2. Why do you think the subject of Jefferson and Hemings’ union is still controversial today?

3. Why are many historians so reluctant to embrace this fact?

4. Even though Thomas Jefferson was a president, a politician, and a writer, it was widely known throughout the Richmond-Charlottesville area that he had an ongoing relationship with his slave. Clearly a man of great power, why would Jefferson carry on a largely public love affair with Sally Hemings? What does this say about him as a man and a leader?

5. The polarities of Jefferson and Hemings’ homes--Monticello and Paris, America and France--were vastly antithetical. Revolutionary Paris’s views on race, love, and politics were in many ways freer and more accepting than provincial America. How do you believe these two locations affected Jefferson’s thinking? And how did their various constraints and liberties encourage or condemn the two’s affair?

6. The media of early America was full of muckraking and scandalous rumors. When down-and-out journalist James Callender broke the news of Hemings and her children, it became a nation-wide sensation, but then was quickly ignored or forgotten. How do you think the media of that age compares with ours, and in what ways is it different?

7. Why do you think Sally Hemings chose to stay at Monticello and bear Jefferson seven children?

Sally Hemings
by Barbara Chase-Riboud
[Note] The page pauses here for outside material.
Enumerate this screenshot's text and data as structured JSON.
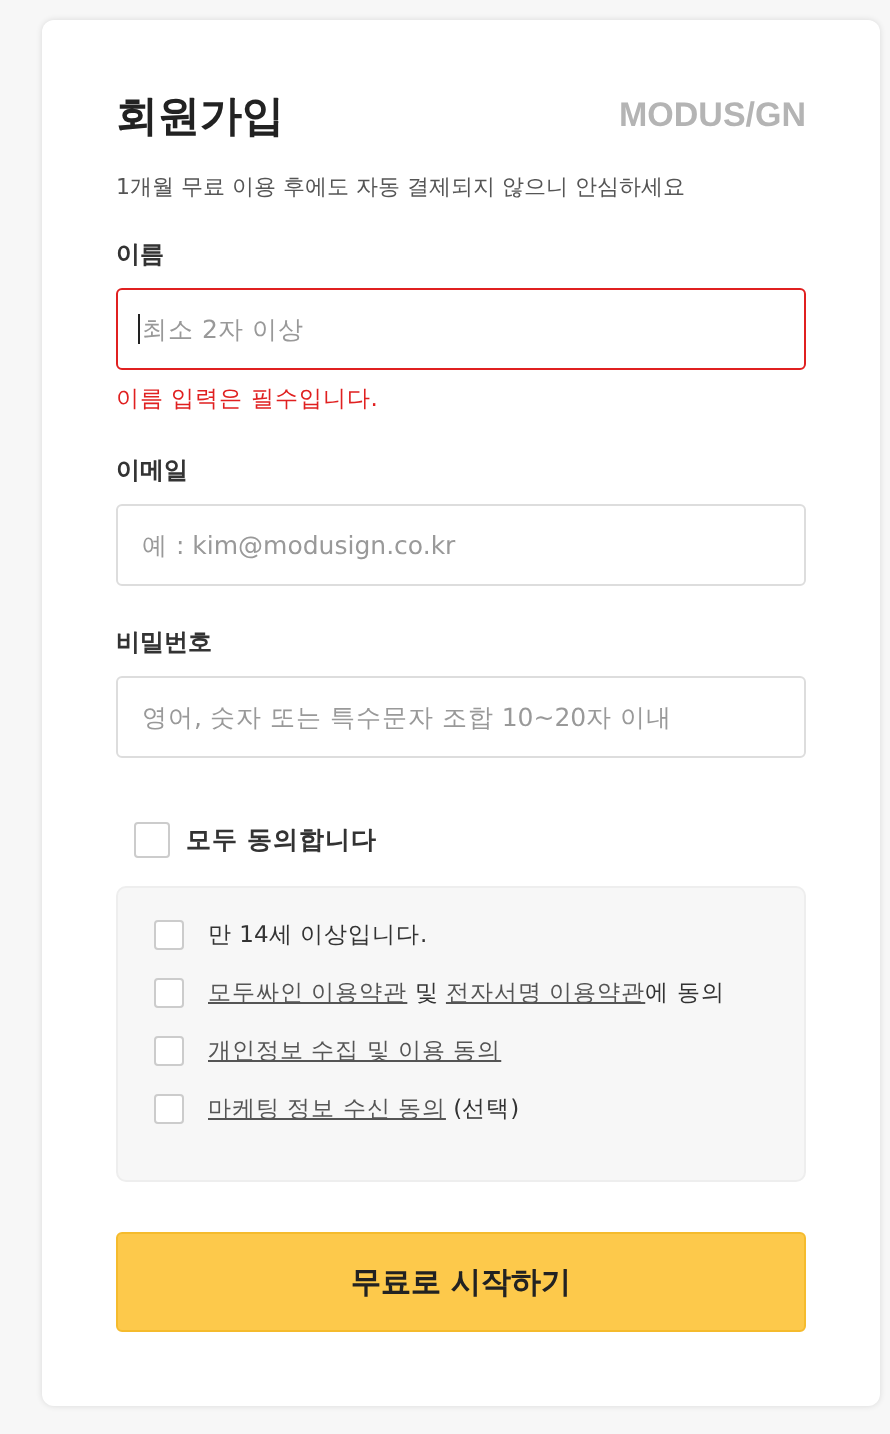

  • Publication Date: August 5, 2000
  • Paperback: 348 pages
  • Publisher: St. Martin's Griffin
  • ISBN-10: 0312247044
  • ISBN-13: 9780312247041